Foster Care Month: A new support village for single foster moms

A relationship that started over one tiny, curly-haired, beautiful baby girl might just improve foster care for many.

That baby, named Faith, brought foster moms Erin Myers and Rachel Diana Hudson together. She was placed in foster care with Myers in January and stayed with her while caseworkers looked for family that might be able to care for her. That family turned out to be Hudson, whose cousin is the baby’s mom.

It’s a situation that could have been contentious. But the two women met and instantly realized they have so much in common. Both talked about not only wanting to foster children and help them reunite with their parents, but also to do something bigger to improve foster care.
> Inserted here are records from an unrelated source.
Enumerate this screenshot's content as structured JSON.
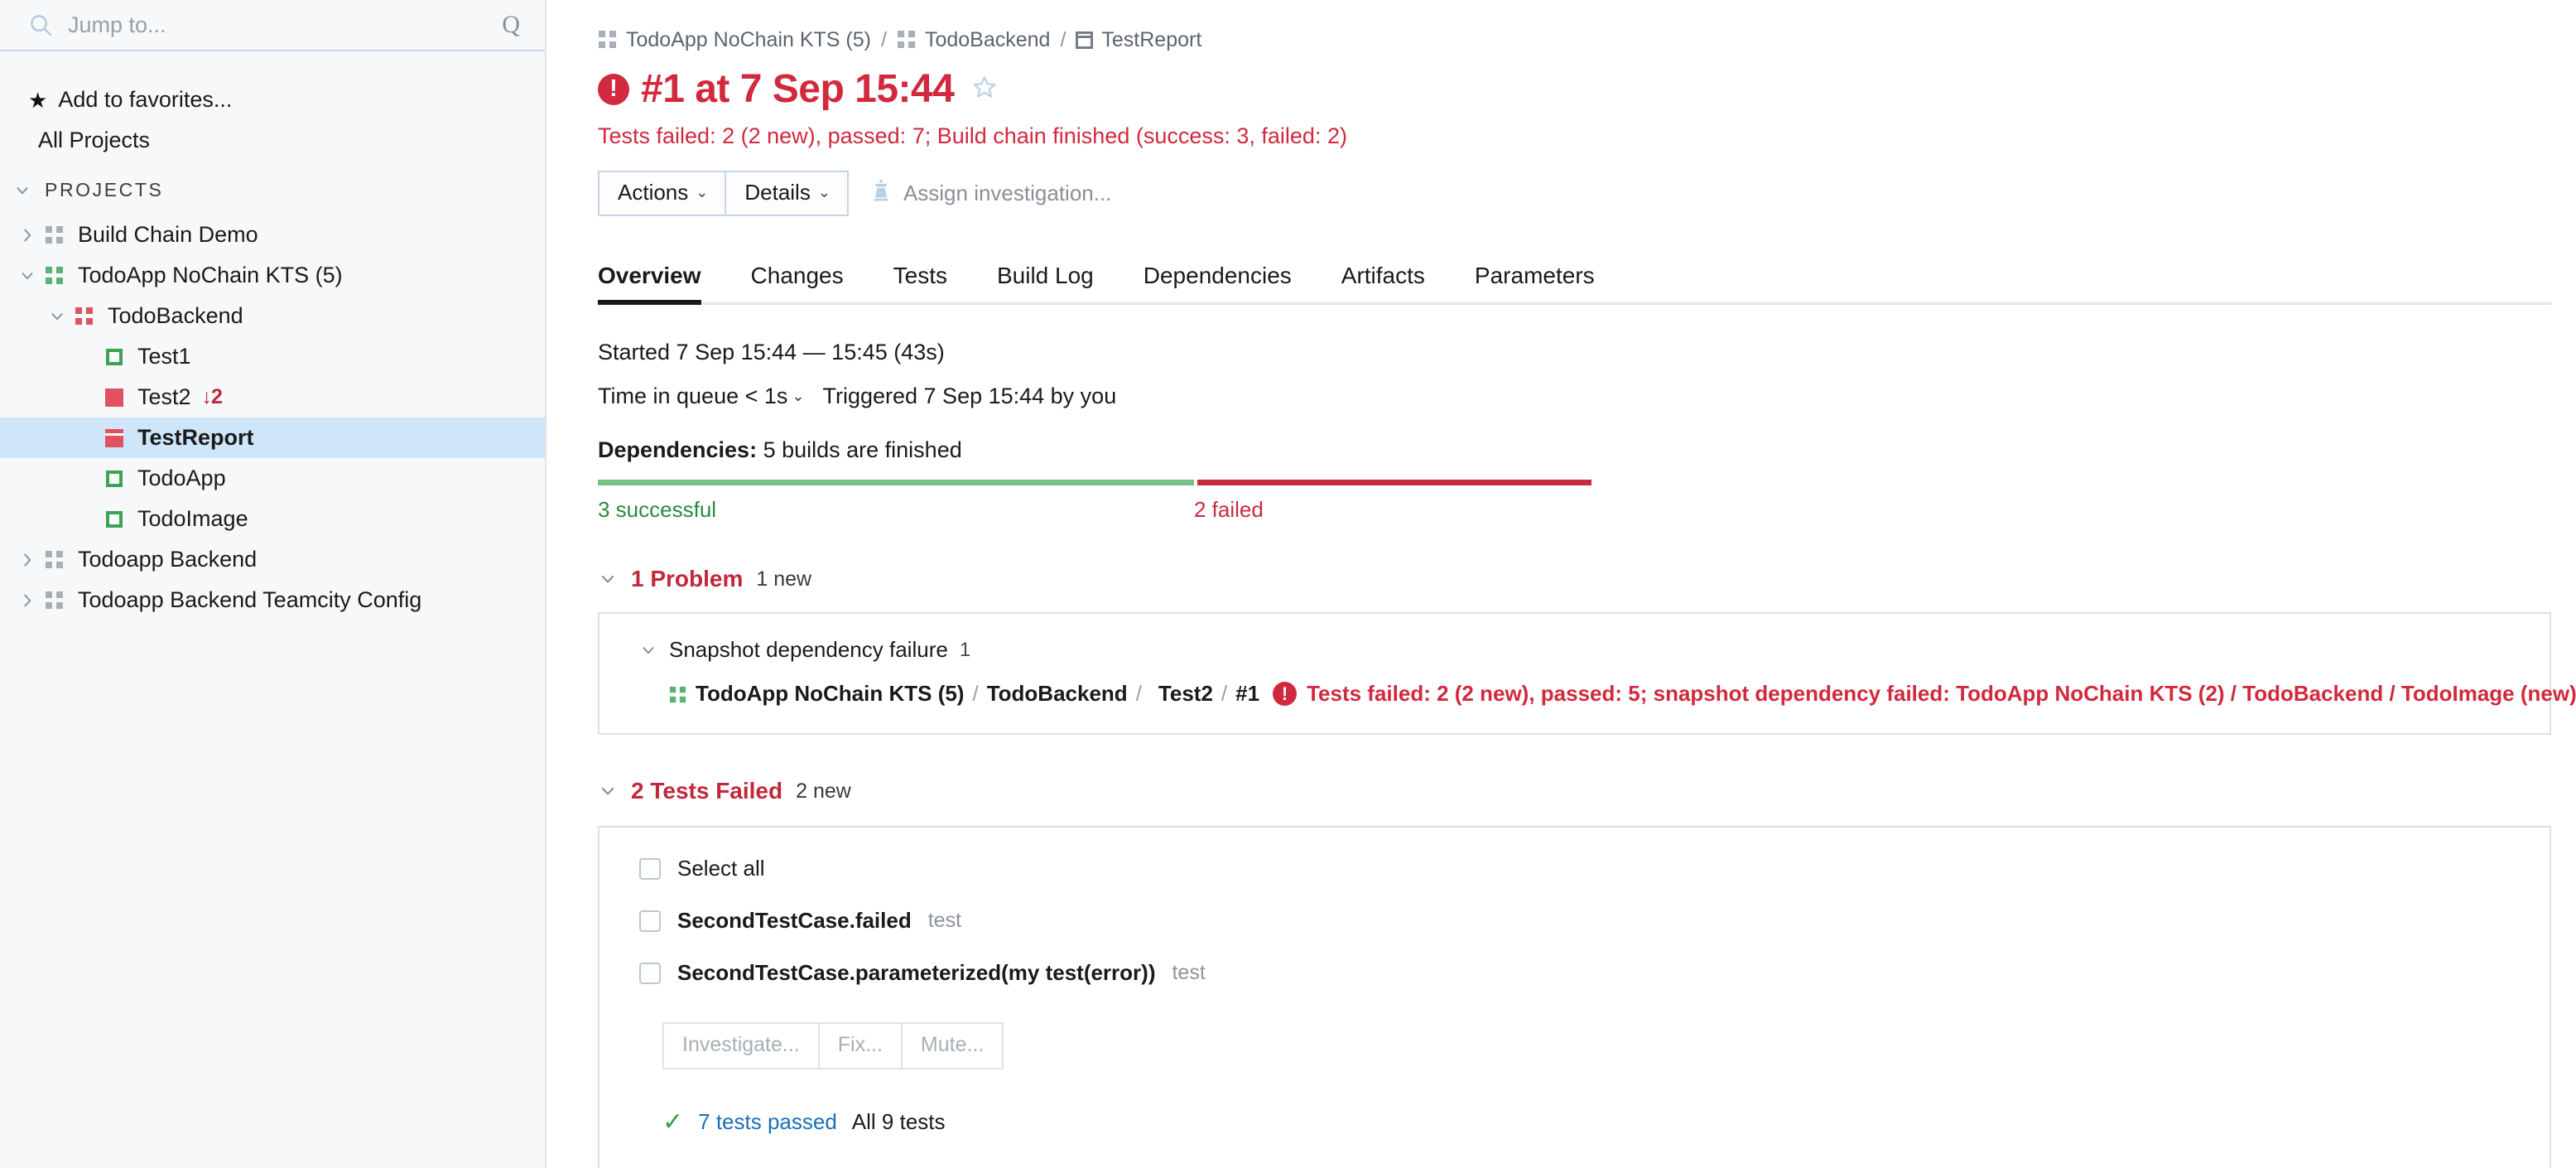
{
  "sidebar": {
    "search": {
      "placeholder": "Jump to...",
      "value": "",
      "q_glyph": "Q"
    },
    "favorites_label": "Add to favorites...",
    "all_projects_label": "All Projects",
    "section_label": "PROJECTS",
    "tree": [
      {
        "label": "Build Chain Demo",
        "icon": "project-grid-gray-icon",
        "chevron": "right",
        "indent": 1,
        "selected": false,
        "badge": ""
      },
      {
        "label": "TodoApp NoChain KTS (5)",
        "icon": "project-grid-green-icon",
        "chevron": "down",
        "indent": 1,
        "selected": false,
        "badge": ""
      },
      {
        "label": "TodoBackend",
        "icon": "project-grid-red-icon",
        "chevron": "down",
        "indent": 2,
        "selected": false,
        "badge": ""
      },
      {
        "label": "Test1",
        "icon": "build-success-square-icon",
        "chevron": "none",
        "indent": 3,
        "selected": false,
        "badge": ""
      },
      {
        "label": "Test2",
        "icon": "build-failed-square-icon",
        "chevron": "none",
        "indent": 3,
        "selected": false,
        "badge": "↓2"
      },
      {
        "label": "TestReport",
        "icon": "build-report-square-icon",
        "chevron": "none",
        "indent": 3,
        "selected": true,
        "badge": ""
      },
      {
        "label": "TodoApp",
        "icon": "build-success-square-icon",
        "chevron": "none",
        "indent": 3,
        "selected": false,
        "badge": ""
      },
      {
        "label": "TodoImage",
        "icon": "build-success-square-icon",
        "chevron": "none",
        "indent": 3,
        "selected": false,
        "badge": ""
      },
      {
        "label": "Todoapp Backend",
        "icon": "project-grid-gray-icon",
        "chevron": "right",
        "indent": 1,
        "selected": false,
        "badge": ""
      },
      {
        "label": "Todoapp Backend Teamcity Config",
        "icon": "project-grid-gray-icon",
        "chevron": "right",
        "indent": 1,
        "selected": false,
        "badge": ""
      }
    ]
  },
  "breadcrumb": {
    "project": "TodoApp NoChain KTS (5)",
    "subproject": "TodoBackend",
    "build_config": "TestReport",
    "separator": "/"
  },
  "header": {
    "title": "#1 at 7 Sep 15:44",
    "status_text": "Tests failed: 2 (2 new), passed: 7; Build chain finished (success: 3, failed: 2)",
    "error_glyph": "!",
    "star_title": "add to favorites"
  },
  "toolbar": {
    "actions_label": "Actions",
    "details_label": "Details",
    "caret_glyph": "⌄",
    "assign_label": "Assign investigation..."
  },
  "tabs": [
    {
      "label": "Overview",
      "active": true
    },
    {
      "label": "Changes",
      "active": false
    },
    {
      "label": "Tests",
      "active": false
    },
    {
      "label": "Build Log",
      "active": false
    },
    {
      "label": "Dependencies",
      "active": false
    },
    {
      "label": "Artifacts",
      "active": false
    },
    {
      "label": "Parameters",
      "active": false
    }
  ],
  "overview": {
    "started_line": "Started 7 Sep 15:44 — 15:45 (43s)",
    "queue_label": "Time in queue < 1s",
    "triggered_label": "Triggered 7 Sep 15:44 by you",
    "dependencies_label": "Dependencies:",
    "dependencies_value": "5 builds are finished",
    "bar": {
      "successful_label": "3 successful",
      "failed_label": "2 failed",
      "successful_count": 3,
      "failed_count": 2,
      "success_color": "#72c286",
      "failed_color": "#c72c3f"
    }
  },
  "problems": {
    "heading": "1 Problem",
    "heading_sub": "1 new",
    "group_label": "Snapshot dependency failure",
    "group_count": "1",
    "entry": {
      "project": "TodoApp NoChain KTS (5)",
      "subproject": "TodoBackend",
      "build": "Test2",
      "build_number": "#1",
      "message": "Tests failed: 2 (2 new), passed: 5; snapshot dependency failed: TodoApp NoChain KTS (2) / TodoBackend / TodoImage (new)",
      "separator": "/"
    }
  },
  "tests_failed": {
    "heading": "2 Tests Failed",
    "heading_sub": "2 new",
    "select_all_label": "Select all",
    "rows": [
      {
        "name": "SecondTestCase.failed",
        "kind": "test",
        "checked": false
      },
      {
        "name": "SecondTestCase.parameterized(my test(error))",
        "kind": "test",
        "checked": false
      }
    ],
    "actions": [
      {
        "label": "Investigate...",
        "disabled": true
      },
      {
        "label": "Fix...",
        "disabled": true
      },
      {
        "label": "Mute...",
        "disabled": true
      }
    ],
    "passed_label": "7 tests passed",
    "all_tests_label": "All 9 tests",
    "check_glyph": "✓"
  }
}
They settled on starting a group for single foster moms. In just a few weeks, the group GCA Village has more than 50 members. They hope to grow it into a support hub of respite, resources and other help for foster moms who don’t have the help of a partner in their homes.

“I have longed for this community for some time,” Hudson said. “It takes a village to raise a child even when married with a support system…I really hope that as the world opens back up, we can plan a few events to meet and get to know one another in person. Personally, I would like for this to be a safe place where single foster parents can come to connect, share, support, provide and receive resources, and I hope that we can come together to bridge gaps in services and better support current and future single foster parents.”
Their longer-term hopes include starting a childcare and advocacy center specifically for foster families. They want to provide trauma-competent care for children in the foster system and “cater to the crazy and hectic lives of foster parents,” Myers said. 
Myers, 25, knew some foster kids when she was in school so she was familiar with foster care and always planned to become a foster parent. But she had a picture in her mind of what a foster family should look like – she should marry, buy a house and have a beautiful fenced-in yard before starting to foster. 

A year ago, she made the decision to toss all that out the window. She realized she had “everything I needed within myself to be a safe and loving foster parent. I was done waiting to become what society told me I needed to be and took a leap of faith.”

Faith was her first placement. She is waiting for her second. She recently added a second bed to her home study so she can take siblings.

“I felt very nervous about meeting a member of my sweet foster daughter’s family,” Myers said. “When Rachel came over to introduce herself, I instantly knew we had very similar hearts. She very transparently told me her own story and her heart behind foster care, and I knew in that moment that our sweet girl would be safe with Rachel. Since then, we have bonded over mutual passions and dreams. I wholeheartedly believe that Rachel and I have connected for a reason, and the best is yet to come!”

Hudson, 30, has two biological sons and also was a surrogate . She has provided respite multiple times and fostered two placements, including Faith. Her interest in foster care started when her grandparents took custody of her after she “bounced around.” They were foster parents also.

“I realized how close I was to being ‘in the system’ had it not been for them,” she said.

She still gets help from Myers with Faith.

“We were worried at first it might be confusing or stressful for her, but she’s resilient,” Hudson said. “It’s wonderful for Faith. She knows who we both are and gets excited every time she sees either of us, which is reassuring.”

 Myers hopes that as this group grows, it will help prompt more people answer the call to be a foster parent.

“Our goal is to see families restored,” she said, “and lives changed.”  

To meet Myers and Hudson or join their group, look for them on Facebook at GCA Village.